At the other extreme, I often take pictures with my 14 mm lens, which is the widest lens that I have. Since some of you have been interested in the status of our porch construction, I’m using pictures of the porch to illustrate that extreme of my photography.
These pictures are a few days old. They have since seeded and spread straw over the bare area. We are now waiting for the final power washing, a bit of painting, and installation of the ceiling light.
I used my Olympus E-P3 with the Panasonic 14 mm lens for the porch pictures. That combination is my favorite walk-about photography set-up since it is my smallest, discreet combination. It is a very good camera/lens combo for landscape and street scenes with good lighting … and I even sometimes use it when shooting inside in not so well-lit rooms; but I often switch to my 20 mm lens since it is faster and handles low light settings better.

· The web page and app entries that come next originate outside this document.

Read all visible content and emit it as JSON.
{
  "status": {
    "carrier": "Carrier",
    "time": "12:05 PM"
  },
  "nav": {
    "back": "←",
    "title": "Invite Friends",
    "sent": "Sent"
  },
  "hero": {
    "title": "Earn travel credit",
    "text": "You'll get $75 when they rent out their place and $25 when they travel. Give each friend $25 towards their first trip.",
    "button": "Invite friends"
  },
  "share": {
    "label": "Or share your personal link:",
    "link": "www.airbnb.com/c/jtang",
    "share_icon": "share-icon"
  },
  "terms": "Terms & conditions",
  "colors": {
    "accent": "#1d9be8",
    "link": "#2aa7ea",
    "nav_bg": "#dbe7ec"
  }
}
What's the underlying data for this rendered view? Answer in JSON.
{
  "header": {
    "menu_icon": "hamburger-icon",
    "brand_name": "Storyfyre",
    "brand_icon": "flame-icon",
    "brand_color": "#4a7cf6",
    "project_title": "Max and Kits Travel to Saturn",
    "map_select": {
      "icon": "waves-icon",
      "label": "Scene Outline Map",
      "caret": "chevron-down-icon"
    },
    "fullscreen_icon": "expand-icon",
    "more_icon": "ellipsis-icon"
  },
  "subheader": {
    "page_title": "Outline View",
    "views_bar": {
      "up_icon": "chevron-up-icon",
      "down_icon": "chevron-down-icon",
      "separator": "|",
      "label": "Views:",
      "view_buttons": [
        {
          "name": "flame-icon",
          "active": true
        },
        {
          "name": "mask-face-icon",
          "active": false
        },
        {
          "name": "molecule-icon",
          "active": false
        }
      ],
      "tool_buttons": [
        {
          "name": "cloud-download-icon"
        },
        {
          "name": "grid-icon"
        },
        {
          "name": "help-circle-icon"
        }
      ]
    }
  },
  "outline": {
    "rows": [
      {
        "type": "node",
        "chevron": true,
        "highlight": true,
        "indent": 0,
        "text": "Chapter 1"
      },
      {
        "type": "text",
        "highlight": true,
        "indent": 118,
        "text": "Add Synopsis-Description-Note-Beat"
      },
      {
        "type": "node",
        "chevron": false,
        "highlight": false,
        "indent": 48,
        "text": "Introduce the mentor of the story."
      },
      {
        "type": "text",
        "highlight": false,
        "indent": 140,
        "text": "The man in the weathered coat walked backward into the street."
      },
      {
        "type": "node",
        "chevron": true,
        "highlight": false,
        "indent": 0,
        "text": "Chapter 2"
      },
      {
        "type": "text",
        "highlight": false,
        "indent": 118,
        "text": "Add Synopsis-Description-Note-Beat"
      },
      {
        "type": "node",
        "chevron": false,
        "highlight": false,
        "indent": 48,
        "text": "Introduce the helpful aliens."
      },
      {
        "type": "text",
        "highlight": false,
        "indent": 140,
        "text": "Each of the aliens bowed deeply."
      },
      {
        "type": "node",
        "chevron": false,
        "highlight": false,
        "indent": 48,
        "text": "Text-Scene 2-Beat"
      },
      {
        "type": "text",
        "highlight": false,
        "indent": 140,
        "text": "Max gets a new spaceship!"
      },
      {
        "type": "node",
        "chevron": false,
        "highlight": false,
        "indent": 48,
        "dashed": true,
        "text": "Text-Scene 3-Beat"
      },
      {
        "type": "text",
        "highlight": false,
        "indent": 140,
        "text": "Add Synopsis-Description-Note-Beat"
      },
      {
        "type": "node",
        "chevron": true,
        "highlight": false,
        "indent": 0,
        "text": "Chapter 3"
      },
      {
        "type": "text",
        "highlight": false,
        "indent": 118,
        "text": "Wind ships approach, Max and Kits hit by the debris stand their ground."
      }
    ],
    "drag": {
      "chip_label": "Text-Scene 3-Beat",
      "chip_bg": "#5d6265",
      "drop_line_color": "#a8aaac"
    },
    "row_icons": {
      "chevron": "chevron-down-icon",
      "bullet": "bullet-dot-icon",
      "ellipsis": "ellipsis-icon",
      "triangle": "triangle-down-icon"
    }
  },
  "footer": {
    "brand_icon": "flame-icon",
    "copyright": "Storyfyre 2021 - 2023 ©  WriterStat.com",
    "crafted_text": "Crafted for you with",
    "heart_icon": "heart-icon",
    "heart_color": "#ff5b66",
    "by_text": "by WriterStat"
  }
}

As I have stated in earlier posts, I have had problems with accidentally punching buttons and changing my settings on the G3; but, after researching alternatives, I have decided to continue using my G3 with my long lenses. When I use the longer lenses I tend to carry & hold the camera by the lens with my left hand and don’t end up changing settings as frequently as I do with shorter lenses. That leaves me with the decision as to what works best for me when using shorter focal length lenses.
I have decided that I would rather look for a better walk-about camera/lens combo that can also handle low light situations better than the E-P3. I would also prefer having an integral view finder rather than having to rely upon using the LCD to compose pictures, especially in bright sun light. I have thus reduced the alternatives down to a few cameras with APS size sensors (for better low light, high ISO shots) which have built-in view finders, and which are discreet in size but easy to hold and handle with dials for changing settings. Oh, I forgot to add, and that are cheaper than a Leica M9!